■ Exercise directions: State how many lines in the listing below include the word "text", and add nothing besides the number.

■ Dataset:
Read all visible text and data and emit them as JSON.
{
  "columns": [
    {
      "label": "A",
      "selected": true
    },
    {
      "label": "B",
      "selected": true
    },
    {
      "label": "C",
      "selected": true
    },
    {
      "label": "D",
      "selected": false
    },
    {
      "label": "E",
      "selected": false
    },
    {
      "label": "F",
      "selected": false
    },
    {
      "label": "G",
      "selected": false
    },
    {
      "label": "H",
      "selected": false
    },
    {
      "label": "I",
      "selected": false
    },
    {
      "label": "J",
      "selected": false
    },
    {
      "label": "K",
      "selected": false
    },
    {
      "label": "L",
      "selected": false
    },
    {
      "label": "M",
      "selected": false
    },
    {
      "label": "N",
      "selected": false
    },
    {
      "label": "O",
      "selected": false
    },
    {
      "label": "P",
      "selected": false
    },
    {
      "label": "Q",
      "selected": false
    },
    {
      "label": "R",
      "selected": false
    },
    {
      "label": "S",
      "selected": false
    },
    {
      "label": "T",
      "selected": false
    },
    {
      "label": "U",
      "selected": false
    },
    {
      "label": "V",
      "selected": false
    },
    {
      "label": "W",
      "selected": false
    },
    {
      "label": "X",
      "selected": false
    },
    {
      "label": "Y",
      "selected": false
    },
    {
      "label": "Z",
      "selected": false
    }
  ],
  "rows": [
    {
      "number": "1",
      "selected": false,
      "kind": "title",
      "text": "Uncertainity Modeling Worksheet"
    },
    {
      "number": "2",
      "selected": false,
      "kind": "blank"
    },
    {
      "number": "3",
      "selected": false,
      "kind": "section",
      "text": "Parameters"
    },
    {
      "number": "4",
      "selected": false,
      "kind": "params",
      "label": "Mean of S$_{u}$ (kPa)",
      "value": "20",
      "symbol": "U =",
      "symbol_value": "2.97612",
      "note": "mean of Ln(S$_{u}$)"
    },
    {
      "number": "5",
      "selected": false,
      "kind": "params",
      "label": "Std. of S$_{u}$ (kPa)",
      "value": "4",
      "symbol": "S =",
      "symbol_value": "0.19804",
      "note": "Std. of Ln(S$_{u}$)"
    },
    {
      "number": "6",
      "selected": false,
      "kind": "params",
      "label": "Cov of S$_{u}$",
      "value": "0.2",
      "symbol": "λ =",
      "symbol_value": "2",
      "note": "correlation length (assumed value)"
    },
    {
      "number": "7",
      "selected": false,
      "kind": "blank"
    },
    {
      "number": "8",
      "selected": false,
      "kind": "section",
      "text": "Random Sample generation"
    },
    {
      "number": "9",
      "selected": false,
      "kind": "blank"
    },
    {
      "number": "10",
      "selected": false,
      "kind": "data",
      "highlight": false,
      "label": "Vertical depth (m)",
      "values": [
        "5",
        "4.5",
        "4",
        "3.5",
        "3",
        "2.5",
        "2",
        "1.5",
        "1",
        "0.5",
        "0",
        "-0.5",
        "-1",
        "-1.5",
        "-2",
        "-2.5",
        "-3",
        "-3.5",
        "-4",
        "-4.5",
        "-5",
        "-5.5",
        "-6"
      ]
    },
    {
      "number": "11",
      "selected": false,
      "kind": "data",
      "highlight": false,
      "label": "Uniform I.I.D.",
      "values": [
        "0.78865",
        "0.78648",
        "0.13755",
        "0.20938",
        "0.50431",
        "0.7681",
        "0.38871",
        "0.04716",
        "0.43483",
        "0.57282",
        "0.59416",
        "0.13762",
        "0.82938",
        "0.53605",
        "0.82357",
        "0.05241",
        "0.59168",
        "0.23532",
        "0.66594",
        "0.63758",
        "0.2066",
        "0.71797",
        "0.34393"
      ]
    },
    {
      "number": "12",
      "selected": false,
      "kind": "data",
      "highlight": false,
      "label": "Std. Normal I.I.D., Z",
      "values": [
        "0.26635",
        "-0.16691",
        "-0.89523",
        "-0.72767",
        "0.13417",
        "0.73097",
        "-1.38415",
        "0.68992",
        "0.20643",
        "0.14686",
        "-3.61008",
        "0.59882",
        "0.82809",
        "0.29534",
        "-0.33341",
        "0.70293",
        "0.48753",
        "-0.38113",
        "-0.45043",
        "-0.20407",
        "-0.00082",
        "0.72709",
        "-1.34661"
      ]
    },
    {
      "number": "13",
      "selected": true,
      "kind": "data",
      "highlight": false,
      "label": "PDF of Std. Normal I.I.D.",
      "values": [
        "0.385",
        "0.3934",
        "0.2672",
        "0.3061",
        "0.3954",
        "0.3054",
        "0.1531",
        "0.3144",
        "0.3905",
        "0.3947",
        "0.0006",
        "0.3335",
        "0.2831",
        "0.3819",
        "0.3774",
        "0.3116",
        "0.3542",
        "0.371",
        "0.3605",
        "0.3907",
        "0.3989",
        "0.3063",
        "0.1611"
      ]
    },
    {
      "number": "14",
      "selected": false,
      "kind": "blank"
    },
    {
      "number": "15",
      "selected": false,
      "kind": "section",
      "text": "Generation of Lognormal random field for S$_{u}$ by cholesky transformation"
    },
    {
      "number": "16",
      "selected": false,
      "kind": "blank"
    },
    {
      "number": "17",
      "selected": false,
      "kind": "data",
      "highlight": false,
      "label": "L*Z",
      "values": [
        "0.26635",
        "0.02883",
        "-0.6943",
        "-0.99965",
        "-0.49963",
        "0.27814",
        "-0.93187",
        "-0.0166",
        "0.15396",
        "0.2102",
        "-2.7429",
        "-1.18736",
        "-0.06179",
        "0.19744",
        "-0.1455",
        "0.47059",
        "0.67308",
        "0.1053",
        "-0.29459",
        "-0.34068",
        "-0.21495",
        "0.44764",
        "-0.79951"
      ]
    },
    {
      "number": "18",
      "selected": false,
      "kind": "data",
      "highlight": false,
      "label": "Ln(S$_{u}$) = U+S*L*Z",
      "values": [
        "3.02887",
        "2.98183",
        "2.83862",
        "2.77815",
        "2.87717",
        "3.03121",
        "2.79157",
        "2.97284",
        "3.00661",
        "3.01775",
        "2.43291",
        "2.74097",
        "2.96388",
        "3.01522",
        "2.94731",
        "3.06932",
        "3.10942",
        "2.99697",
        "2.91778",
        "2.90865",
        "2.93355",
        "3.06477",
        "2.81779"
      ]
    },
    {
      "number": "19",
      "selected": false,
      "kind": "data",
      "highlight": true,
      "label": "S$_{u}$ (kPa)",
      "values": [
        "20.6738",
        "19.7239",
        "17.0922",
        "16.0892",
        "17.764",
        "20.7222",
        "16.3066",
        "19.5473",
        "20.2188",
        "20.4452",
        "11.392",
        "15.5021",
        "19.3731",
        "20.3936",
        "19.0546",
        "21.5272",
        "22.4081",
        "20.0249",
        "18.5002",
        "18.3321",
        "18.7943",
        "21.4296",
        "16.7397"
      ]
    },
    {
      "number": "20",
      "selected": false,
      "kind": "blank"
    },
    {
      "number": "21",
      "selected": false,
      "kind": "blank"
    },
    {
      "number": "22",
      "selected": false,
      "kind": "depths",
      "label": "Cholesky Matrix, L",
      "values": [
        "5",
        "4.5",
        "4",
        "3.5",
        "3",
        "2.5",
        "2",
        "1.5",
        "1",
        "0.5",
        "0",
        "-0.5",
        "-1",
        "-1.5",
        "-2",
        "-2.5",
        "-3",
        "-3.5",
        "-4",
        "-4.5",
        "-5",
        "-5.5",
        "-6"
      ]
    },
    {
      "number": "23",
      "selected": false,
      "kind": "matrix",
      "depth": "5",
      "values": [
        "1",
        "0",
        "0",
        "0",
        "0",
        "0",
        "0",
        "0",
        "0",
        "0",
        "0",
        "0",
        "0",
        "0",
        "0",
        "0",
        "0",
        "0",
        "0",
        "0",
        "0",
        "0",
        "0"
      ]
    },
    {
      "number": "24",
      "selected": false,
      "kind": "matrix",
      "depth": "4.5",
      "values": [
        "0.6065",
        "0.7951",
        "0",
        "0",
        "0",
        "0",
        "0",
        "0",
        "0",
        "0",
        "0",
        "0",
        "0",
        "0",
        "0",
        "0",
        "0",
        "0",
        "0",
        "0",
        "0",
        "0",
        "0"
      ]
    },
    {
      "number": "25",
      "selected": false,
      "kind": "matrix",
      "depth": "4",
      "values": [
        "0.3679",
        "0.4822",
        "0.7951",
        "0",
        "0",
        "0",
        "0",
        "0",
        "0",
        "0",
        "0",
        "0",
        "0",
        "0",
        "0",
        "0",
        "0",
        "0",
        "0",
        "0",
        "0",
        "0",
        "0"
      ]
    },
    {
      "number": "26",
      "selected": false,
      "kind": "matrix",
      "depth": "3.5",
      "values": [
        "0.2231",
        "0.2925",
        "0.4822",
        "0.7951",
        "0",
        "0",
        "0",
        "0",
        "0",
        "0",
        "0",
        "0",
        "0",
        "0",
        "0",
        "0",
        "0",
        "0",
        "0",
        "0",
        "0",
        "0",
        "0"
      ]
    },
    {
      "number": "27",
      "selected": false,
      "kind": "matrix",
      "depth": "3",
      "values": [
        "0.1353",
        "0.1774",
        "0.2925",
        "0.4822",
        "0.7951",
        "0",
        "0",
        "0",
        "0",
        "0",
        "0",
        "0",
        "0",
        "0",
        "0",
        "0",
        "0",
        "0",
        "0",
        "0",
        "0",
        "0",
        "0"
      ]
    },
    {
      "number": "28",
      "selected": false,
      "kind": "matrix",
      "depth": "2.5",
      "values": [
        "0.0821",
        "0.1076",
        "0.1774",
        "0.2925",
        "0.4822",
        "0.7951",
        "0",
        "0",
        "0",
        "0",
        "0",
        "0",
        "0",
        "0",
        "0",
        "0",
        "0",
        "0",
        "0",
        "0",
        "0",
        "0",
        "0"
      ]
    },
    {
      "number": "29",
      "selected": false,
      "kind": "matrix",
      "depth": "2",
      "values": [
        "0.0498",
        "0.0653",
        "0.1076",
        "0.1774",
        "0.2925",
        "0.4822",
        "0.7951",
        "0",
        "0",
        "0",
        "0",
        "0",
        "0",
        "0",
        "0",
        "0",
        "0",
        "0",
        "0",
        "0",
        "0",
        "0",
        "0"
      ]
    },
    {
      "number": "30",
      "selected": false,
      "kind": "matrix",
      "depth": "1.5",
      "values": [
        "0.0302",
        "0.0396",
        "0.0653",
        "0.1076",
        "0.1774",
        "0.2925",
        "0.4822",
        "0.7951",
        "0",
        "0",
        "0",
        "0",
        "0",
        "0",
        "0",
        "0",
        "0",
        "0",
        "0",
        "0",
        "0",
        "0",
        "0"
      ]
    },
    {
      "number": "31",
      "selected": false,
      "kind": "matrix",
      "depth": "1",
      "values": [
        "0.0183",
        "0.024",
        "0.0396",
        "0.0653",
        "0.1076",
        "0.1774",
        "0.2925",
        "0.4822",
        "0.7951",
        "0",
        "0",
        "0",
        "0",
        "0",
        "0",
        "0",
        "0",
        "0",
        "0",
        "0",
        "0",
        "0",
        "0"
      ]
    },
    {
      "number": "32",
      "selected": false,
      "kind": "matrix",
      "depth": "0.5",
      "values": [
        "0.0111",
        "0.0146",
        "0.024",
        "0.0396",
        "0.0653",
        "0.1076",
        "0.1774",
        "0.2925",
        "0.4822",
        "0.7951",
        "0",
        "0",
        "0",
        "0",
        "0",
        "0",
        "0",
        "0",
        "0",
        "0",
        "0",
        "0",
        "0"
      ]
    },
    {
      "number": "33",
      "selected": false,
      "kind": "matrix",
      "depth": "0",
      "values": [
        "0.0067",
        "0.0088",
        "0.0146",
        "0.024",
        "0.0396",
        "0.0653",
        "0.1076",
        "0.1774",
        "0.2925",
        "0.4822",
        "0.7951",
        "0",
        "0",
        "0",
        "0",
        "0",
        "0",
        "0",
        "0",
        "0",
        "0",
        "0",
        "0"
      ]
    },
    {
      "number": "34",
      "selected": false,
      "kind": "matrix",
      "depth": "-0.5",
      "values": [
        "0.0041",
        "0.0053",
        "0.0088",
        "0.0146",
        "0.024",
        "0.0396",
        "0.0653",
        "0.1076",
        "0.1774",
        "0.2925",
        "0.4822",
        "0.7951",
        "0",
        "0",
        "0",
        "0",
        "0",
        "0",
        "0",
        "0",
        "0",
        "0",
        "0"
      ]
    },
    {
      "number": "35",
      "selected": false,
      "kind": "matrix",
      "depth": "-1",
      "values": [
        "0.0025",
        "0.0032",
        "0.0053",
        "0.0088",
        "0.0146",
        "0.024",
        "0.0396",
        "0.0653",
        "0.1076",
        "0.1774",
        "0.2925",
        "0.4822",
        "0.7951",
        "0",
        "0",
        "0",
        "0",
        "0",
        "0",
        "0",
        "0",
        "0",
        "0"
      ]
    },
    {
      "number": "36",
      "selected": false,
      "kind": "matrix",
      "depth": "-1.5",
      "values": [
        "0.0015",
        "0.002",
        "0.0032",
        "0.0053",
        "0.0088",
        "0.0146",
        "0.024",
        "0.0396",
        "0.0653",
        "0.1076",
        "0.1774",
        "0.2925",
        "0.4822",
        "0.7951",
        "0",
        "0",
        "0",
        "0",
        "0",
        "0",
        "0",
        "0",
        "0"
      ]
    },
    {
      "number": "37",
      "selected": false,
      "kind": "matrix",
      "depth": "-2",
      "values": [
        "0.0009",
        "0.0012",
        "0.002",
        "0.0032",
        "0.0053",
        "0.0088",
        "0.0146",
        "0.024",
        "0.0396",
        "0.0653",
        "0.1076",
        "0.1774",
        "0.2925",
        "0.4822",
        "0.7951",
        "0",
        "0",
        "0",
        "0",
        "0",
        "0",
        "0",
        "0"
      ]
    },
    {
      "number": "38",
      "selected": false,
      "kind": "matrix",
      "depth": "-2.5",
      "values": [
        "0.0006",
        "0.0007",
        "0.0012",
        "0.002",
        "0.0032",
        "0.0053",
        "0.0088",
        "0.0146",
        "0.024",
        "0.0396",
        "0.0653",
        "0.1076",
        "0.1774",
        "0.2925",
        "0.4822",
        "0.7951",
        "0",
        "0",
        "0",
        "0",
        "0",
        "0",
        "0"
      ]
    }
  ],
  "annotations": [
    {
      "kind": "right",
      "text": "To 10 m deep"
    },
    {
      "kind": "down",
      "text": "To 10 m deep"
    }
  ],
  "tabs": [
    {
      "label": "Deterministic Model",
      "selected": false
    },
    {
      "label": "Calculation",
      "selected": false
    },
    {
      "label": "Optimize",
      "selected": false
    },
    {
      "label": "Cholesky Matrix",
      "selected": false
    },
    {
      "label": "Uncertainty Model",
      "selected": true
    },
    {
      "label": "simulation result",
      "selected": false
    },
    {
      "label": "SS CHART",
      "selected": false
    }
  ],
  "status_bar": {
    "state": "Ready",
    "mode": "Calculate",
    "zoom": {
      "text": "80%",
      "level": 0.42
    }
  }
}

■ Finished exercise: 8